As head of University of North Carolina’s Lineberger Cancer Center and one of the world’s premier oncologists, Dr. Norman Sharpless recognizes cancer to be the sort of big data problem that computers might help physicians solve. And he’s embracing a cognitive computer, IBM Watson, to help his team recommend personalized cancer care for his patients.
Sharpless’s UNC team is training Watson to analyze patient data, unstructured information (think scribbled doctor’s notes), genomic sequences and a continual stream of clinical trial results and medical literature in hopes that Watson can suggest effective treatment options for each new case. If Watson can do that, Sharpless says, it would help physicians mitigate the time and tremendous expense that comes with ineffective treatments. It could also completely change the nature of cancer research. But first thing’s first.

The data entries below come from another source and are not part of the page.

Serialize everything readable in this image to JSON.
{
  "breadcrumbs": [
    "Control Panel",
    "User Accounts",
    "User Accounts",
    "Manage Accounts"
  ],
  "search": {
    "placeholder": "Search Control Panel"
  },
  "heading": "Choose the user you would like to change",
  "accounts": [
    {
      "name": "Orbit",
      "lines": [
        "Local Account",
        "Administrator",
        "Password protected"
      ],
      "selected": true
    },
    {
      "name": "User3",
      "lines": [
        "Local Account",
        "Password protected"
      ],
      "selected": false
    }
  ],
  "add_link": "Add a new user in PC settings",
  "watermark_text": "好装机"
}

Sharpless is calling for a clinical trial pitting a team of doctors using traditional methods of research against a Watson-enabled team of doctors. And he’s confident that ultimately, the Watson-enabled team will win.
Photo: Nuno Job, Flickr